CHOGM: India’s Pivotal Role
TOPIC: General Studies 2
- India and its neighbourhood- relations
- Bilateral, regional and global groupings and agreements involving India and/or affecting India’s interests
- Effect of policies and politics of developed and developing countries on India’s interests
In News: Prime Minister Narendra Modi, the Commonwealth Heads of Government Meeting (CHOGM), launched his Commonwealth outreach through a series of meetings with leaders of Indian Ocean Region, African, Caribbean and Pacific Islands.
- Plans to put India in the leadership position in the grouping where China is absent – part of India’s continuous outreach as key player in the Indian Ocean Region and Africa amid China’s inroads. It would help India strengthen its presence in areas where China is increasingly active, for example in Africa where India is building a development role, and in the Indian Ocean and elsewhere such as the Pacific and Caribbean where it could strengthen its relationship with the Commonwealth small island states.
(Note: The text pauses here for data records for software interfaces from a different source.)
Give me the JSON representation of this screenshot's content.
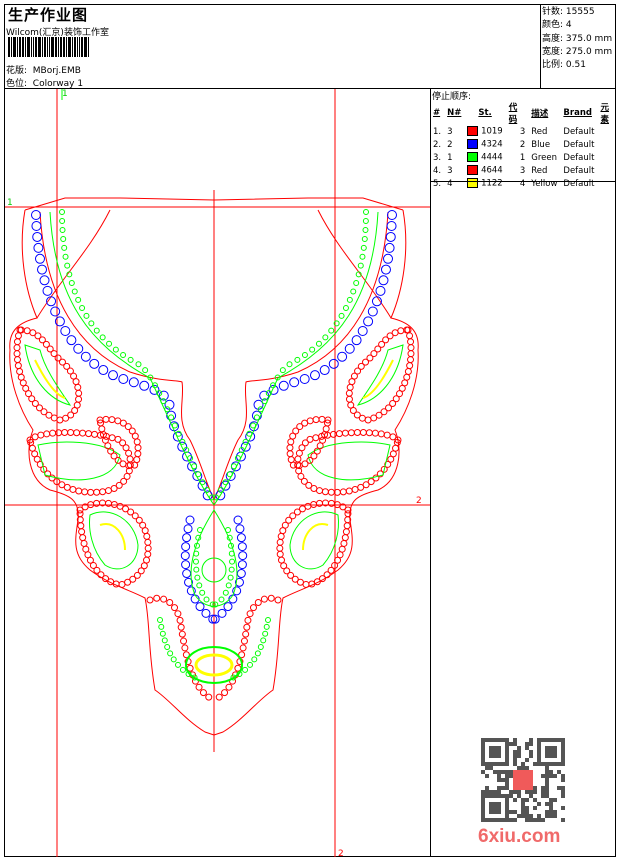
{
  "header": {
    "title": "生产作业图",
    "studio": "Wilcom(汇京)装饰工作室",
    "design_label": "花版:",
    "design_value": "MBorj.EMB",
    "colorway_label": "色位:",
    "colorway_value": "Colorway 1"
  },
  "stats": [
    {
      "label": "针数:",
      "value": "15555"
    },
    {
      "label": "颜色:",
      "value": "4"
    },
    {
      "label": "高度:",
      "value": "375.0 mm"
    },
    {
      "label": "宽度:",
      "value": "275.0 mm"
    },
    {
      "label": "比例:",
      "value": "0.51"
    }
  ],
  "stop_sequence": {
    "title": "停止顺序:",
    "columns": [
      "#",
      "N#",
      "St.",
      "代码",
      "描述",
      "Brand",
      "元素"
    ],
    "rows": [
      {
        "num": "1.",
        "n": "3",
        "color": "#ff0000",
        "st": "1019",
        "code": "3",
        "desc": "Red",
        "brand": "Default"
      },
      {
        "num": "2.",
        "n": "2",
        "color": "#0000ff",
        "st": "4324",
        "code": "2",
        "desc": "Blue",
        "brand": "Default"
      },
      {
        "num": "3.",
        "n": "1",
        "color": "#00ff00",
        "st": "4444",
        "code": "1",
        "desc": "Green",
        "brand": "Default"
      },
      {
        "num": "4.",
        "n": "3",
        "color": "#ff0000",
        "st": "4644",
        "code": "3",
        "desc": "Red",
        "brand": "Default"
      },
      {
        "num": "5.",
        "n": "4",
        "color": "#ffff00",
        "st": "1122",
        "code": "4",
        "desc": "Yellow",
        "brand": "Default"
      }
    ]
  },
  "guides": {
    "v1": "1",
    "v2": "2",
    "h1": "1",
    "h2": "2"
  },
  "watermark": "6xiu.com",
  "colors": {
    "red": "#ff0000",
    "blue": "#0000ff",
    "green": "#00ff00",
    "yellow": "#ffff00"
  }
}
- India’s focus at the meet is on common, fairer, secure, sustainable and prosperous future
- Announced a slew of funds for development and capacity building projects for countries in the grouping –
- Raising to £2 billion from £1 billion in the area of Commonwealth Fund for Technical Cooperation
- Opening Commonwealth sub fund in India-UN fund as grants of $ 50 million for 5years
- Enhanced contribution for Commonwealth small state offices in New York and Geneva
- Training for cricket for 30 girls and 30 boys by BCCI.
India’s pivotal role at CHOGM – An Analysis
Opportunity for India to engage with other countries: Potential of CHOGM has not been realised yet – there is great value in this association. There exists great uncertainty and unpredictability on the global level – with China adopting a leading role. India is in a better position to shape policies today.
Relevance of grouping: If it has to survive, it has to reorganise itself. Britain has realised that India needs to be brought in, in a much bigger way. At a time, when India is expanding its global footprint, the argument of CHOGM being a relic of the past, does not hold true. India should take this opportunity up; and re-look at how India can engage with other players.
- Platform where its voice can be heard loud and clear
- As India occupies a significant position, Britain is very keen to engage India as its special partner. Britain is India’s gateway to Europe and if the ties are severed (post BREXIT), India’s bilateral relations with Europe might suffer, which India wants to persevere and promote.
Expectations from India:
- Reimagine and shape policies for CHOGM
- Opportunity of promoting our views that affect our interests at the international level
- India should concentrate on developmental activities in the LDCs and engage with them as it will be logistically easier
The Way Forward – Seize the Opportunity
India must not squander the opportunity presented by the renewed interest in the Commonwealth. India should take active steps to –
- Bridge the gap between developing and developed members of the forum
- India should provide the leadership that will make the Commonwealth an effective multilateral forum – platform to reach out to wide variety of countries at one go for further collaboration
- Give shape to a model of international co-operation and partnership distinct from that of China – decide and shape the rules of the game; removes one obstacle to meaningful discussions
- Leverage partner countries’ technology and financial position for trade and schemes like Make in India, Smart Cities, etc.
Head of the Commonwealth: Queen Elizabeth
Member-states: 53 (31 small states, many of them islands)
Population: 2.4 billion (60% under the age of 30)
Smallest country: Tuvalu (11,000); largest: India (1.3 billion)
GDP: $13 trillion by 2021
Commonwealth secretariat: Marlborough House, London
Since the London Declaration of 1949, which established the modern Commonwealth, India has held a pivotal position in this voluntary association of 54 independent sovereign states. It was India’s decision in 1948, as a newly independent Republic, to remain in the Commonwealth which influenced other Asian and African countries to join the organisation and which opened the era of the modern Commonwealth.
Since then, it was firmly established that joining the Commonwealth no longer necessarily involved continued allegiance to the British Crown. At the same time the word ‘British’ was dropped from the association’s title to reflect the Commonwealth’s changing character.